Read, Write, Talk, Sing, Play: What Early Literacy Can Teach Us About Software Literacy*
I'm not saying that you have to speak parentese to beginning software learners. They might be quite offended with you doing that, actually. What beginners often need, though, is not just to be set in front of a tutorial and told to come back when they're finished, but to have someone on hand to bounce questions off of or to talk them through problems and exercises so that they understand. Learners often pick up useful information by observing someone else at work using the language, but they can't just be there while you do things and learn it all by observation alone.
One of the best skills a librarian has that goes mostly unnoticed is that they're really great at narrating themselves to others. When demonstrating (sometimes for the sixteenth time) how to go through a procedure to obtain resources or run searches, librarians narrate what they are doing and why. When reading a book to tiny people, youth services librarians often ask questions about what the characters are doing or feeling, so that the tiny people can use both the text and the pictures to decode what's going on in the story. Key information about the story is often communicated visually in a picture book, and sometimes in complete contradiction to the text. By providing scaffolding through narration, the librarian provides context and reasoning for the actions they're taking. By asking questions at regular intervals, the librarian can check to make sure understanding is happening and adjust to include perspectives they may not have been taking into account before.
Talking and explaining things to your learners, and with each other, is the best way to help them learn. So if you get the opportunity to have someone shadow you and ask you annoying questions about what you're doing and why you're doing it that way, take up the opportunity. (And request it all gets documented. Trust me.) By talking through things with someone who doesn't have your expertise, you shore up your own knowledge and help someone get more of their own. That leads to literacy.
Children’s and Youth librarians have been helping the very smallest of language learners get up to speed in listening, reading, and decoding the intricacies of any given language well before handing them off to the school system for more advanced work. Story Times and early literacy practices are studied and researched so that they can be the best at helping early language acquirers get the best start possible.

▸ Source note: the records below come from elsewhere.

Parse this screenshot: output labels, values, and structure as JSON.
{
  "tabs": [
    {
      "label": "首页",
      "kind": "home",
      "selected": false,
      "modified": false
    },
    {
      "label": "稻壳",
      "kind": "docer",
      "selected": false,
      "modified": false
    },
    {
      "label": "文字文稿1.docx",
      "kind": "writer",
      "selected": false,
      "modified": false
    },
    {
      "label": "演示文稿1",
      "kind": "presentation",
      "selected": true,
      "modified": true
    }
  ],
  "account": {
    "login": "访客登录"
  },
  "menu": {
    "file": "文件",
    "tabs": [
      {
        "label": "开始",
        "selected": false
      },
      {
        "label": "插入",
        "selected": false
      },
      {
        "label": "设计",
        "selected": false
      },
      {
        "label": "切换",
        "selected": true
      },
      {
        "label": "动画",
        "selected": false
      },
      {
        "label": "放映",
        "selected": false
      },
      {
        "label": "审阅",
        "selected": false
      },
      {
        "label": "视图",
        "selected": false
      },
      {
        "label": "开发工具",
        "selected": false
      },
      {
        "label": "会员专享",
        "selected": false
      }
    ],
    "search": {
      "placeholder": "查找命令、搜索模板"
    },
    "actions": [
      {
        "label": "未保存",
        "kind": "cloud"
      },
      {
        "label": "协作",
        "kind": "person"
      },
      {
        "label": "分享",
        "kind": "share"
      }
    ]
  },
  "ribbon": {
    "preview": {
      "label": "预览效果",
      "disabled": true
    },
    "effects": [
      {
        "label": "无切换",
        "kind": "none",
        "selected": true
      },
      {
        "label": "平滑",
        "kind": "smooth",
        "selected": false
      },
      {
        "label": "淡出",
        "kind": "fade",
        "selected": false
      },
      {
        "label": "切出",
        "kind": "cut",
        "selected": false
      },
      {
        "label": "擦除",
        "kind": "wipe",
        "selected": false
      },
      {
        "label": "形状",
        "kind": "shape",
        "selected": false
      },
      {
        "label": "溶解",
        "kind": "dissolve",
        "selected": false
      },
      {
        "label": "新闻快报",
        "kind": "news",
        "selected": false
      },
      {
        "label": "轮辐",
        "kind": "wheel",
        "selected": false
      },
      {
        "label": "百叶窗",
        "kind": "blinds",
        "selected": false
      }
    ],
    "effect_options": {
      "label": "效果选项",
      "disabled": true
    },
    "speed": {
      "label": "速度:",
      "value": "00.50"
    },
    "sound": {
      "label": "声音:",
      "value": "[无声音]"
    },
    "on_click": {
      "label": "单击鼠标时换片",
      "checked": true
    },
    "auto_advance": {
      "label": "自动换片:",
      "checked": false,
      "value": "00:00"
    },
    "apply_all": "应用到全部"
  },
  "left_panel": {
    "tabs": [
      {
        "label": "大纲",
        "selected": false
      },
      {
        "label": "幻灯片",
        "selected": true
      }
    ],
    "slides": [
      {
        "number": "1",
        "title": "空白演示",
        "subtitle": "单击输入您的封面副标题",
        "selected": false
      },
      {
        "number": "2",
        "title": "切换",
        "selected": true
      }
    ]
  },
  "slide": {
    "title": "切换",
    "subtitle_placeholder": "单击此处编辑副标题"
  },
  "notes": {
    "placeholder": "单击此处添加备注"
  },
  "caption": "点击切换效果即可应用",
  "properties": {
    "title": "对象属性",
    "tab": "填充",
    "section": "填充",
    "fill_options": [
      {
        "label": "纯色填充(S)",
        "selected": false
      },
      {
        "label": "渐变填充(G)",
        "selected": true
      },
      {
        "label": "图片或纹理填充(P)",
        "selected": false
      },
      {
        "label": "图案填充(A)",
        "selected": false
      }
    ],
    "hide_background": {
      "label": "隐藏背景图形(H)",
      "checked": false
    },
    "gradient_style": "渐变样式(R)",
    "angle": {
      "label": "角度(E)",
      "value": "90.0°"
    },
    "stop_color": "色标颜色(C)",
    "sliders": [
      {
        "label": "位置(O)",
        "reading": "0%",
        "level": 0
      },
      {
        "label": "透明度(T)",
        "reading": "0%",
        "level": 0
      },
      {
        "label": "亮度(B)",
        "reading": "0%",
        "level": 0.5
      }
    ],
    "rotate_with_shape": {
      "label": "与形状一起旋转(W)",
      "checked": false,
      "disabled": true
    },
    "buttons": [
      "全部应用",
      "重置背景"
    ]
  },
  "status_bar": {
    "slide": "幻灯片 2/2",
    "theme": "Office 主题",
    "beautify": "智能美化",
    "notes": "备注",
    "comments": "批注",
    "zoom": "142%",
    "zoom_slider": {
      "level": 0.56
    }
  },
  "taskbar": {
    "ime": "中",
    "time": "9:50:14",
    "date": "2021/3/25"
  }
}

Programming languages and software conventions have similar requirements – grammar, syntax, and sheer word requirements can be daunting to a first-time learner, with additional pressure put on them if this is a language they’re learning as an adult. Why not take a page from the early literacy handbook and see if it can be used to help those learning software and programming have greater successes?
literacy, software users, programming, teaching, learning, playing
Speaker, Open Source Bridge (2015, The Library Is An (Almost) Open-Source Insitutuion, 2016: Postcards from the Edge Case and Librarians and Open Source: We Need Code Too!)
Speaker, American Library Association TechSource Conference (2008: Smash Bash)
Spotlight on Success Poster presentation at Washington Library Association Conference (2013, Mind The Gap)
Speaker, Storytime Extravaganza (2016, Early Literacy Asides: You already have what it takes)
All slides and commentaries available at https://heofhishirts.neocities.org/presentations/index.html
Pierce County Library System
Youth Services Librarian for almost a decade, Linux user for longer, player of games of all sorts and wearer of floral print shirts. Very interested in the ways that public libraries can better assist and find the needs of their communities, how open source code can help raise a generation of coders and hackers, and how open technologies can help free public libraries from vendor lock-in and prevent the adoption of technologies that run counter to public library principles just to get at content.